"I don't care which way you goin' I only got 15 minutes an' you ain't gonna drop him off an' git' me there in 15 minutes It can't be done."

"You know if you hadn't turned me down ten years ago you wouldn't be in this cab right now. You'd be home looking after our beautiful children."

"I got enough troubles as it is without takin' care of any children"

"But you wouldn't be on yo own. You'd have a husband who loved you an' took care of you an' you 'd have a nice place to live an' a family blessed by the Good Lord above ain't that right?"

"you ain't got no money to take care of no children"

"I did twenty years ago when you were a beautiful lookin' lady I would have married you"

"well you ain't never been married either"

"I nearly did"

"who you nearly get married to?"

And so it went. He did a fine job of distracting her and once she saw that I was going to church she seemed to lighten up towards me as well. As I paid I touched her shoulder and apologised for keeping her waiting and explained that had I known she was there I would have come down earlier.

"that's alright I'm ok I just said a little prayer. I'm just gotta take my mom to church but that ain't till 10:30."  "Ok" I said and asked the driver if he could arrange for a cab to meet me there in an hour.

"say a prayer for me" she said as I got out. I said I would and I did.  On the way back it was the same old dude.  I asked him if she got to her place on time. "oh she wad'nt in no hurry she was just coming home. she'd been out celebratin'."  Which was the way it had seemed to me. She was definitely appeared to me as though she was on something. "you know when she was younger she was a beautiful young lady but the fast life taken it's toll"  I told him I thought he was just joking around about her turning him down. "oh I was just joking around but I did know her a long time ago and she was a beautiful young lady"  He was one of these simple but sage-like sort of guys who don't say much and aren't in any hurry (and he certainly wasn't. It took him about 5 minutes just to write me out a receipt on a piece of notepaper which he carefully creased before ripping (and it tore anyway) but there's something honest and true and wise inside.
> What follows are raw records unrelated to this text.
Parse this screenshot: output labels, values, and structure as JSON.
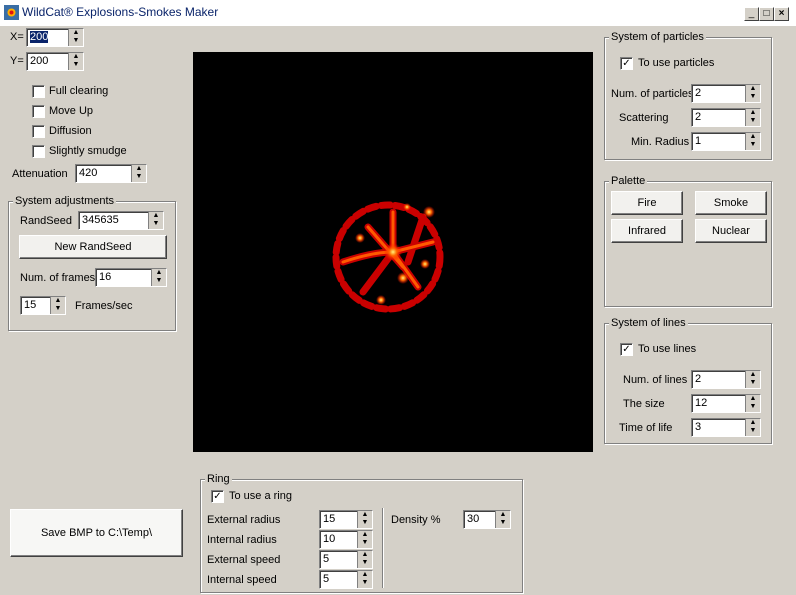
{
  "window": {
    "title": "WildCat® Explosions-Smokes Maker",
    "min": "_",
    "max": "□",
    "close": "×"
  },
  "coords": {
    "x_label": "X=",
    "x_value": "200",
    "y_label": "Y=",
    "y_value": "200"
  },
  "options": {
    "full_clearing": "Full clearing",
    "move_up": "Move Up",
    "diffusion": "Diffusion",
    "slightly_smudge": "Slightly smudge"
  },
  "attenuation": {
    "label": "Attenuation",
    "value": "420"
  },
  "system_adjustments": {
    "title": "System adjustments",
    "randseed_label": "RandSeed",
    "randseed_value": "345635",
    "new_randseed": "New RandSeed",
    "frames_label": "Num. of frames",
    "frames_value": "16",
    "fps_value": "15",
    "fps_label": "Frames/sec"
  },
  "save_button": "Save BMP to C:\\Temp\\",
  "particles": {
    "title": "System of particles",
    "use_label": "To use particles",
    "use_checked": "✓",
    "num_label": "Num. of particles",
    "num_value": "2",
    "scatter_label": "Scattering",
    "scatter_value": "2",
    "minr_label": "Min. Radius",
    "minr_value": "1"
  },
  "palette": {
    "title": "Palette",
    "fire": "Fire",
    "smoke": "Smoke",
    "infrared": "Infrared",
    "nuclear": "Nuclear"
  },
  "lines": {
    "title": "System of lines",
    "use_label": "To use lines",
    "use_checked": "✓",
    "num_label": "Num. of lines",
    "num_value": "2",
    "size_label": "The size",
    "size_value": "12",
    "life_label": "Time of life",
    "life_value": "3"
  },
  "ring": {
    "title": "Ring",
    "use_label": "To use a ring",
    "use_checked": "✓",
    "ext_r_label": "External radius",
    "ext_r_value": "15",
    "int_r_label": "Internal radius",
    "int_r_value": "10",
    "ext_s_label": "External speed",
    "ext_s_value": "5",
    "int_s_label": "Internal speed",
    "int_s_value": "5",
    "density_label": "Density %",
    "density_value": "30"
  },
  "spin_arrows": {
    "up": "▲",
    "down": "▼"
  }
}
When I got back the boys were just about ready for the 3hr drive to Erie PA. for an early show.  An impressive 1200 showed up for a sunday afternoon show which went well and we drove on another 100 miles after the show to put a dent into the long drive to Kentucky the next day.

With it being an early show it meant that in spite of the 100 miles we were still at the hotel by 7:00pm and with only a drive to do the next day we were all thinking the same thing. Drop bags and head for the bar. The Guinness was flowing like John's week-long bout with gall stones and diarrhea (that would be, ahem, thick brown and gushing) and I put a sizeable amount of Bass ale in me while they were at it. John unfortunately really did have a scare and spent one night in Michigan in the hospital when they diagnosed him and has been understandably trepidatious about what he has been eating and drinking since. The stones cannot be removed till he gets home.

And so the 6-hour drive today finds me just outside of Louisville Kentucky once again right off the highway with bugger all around except a gas station. Which is why I've used the time to document at large my recent tour moments.

Nighty night. ("Doreen!!!!")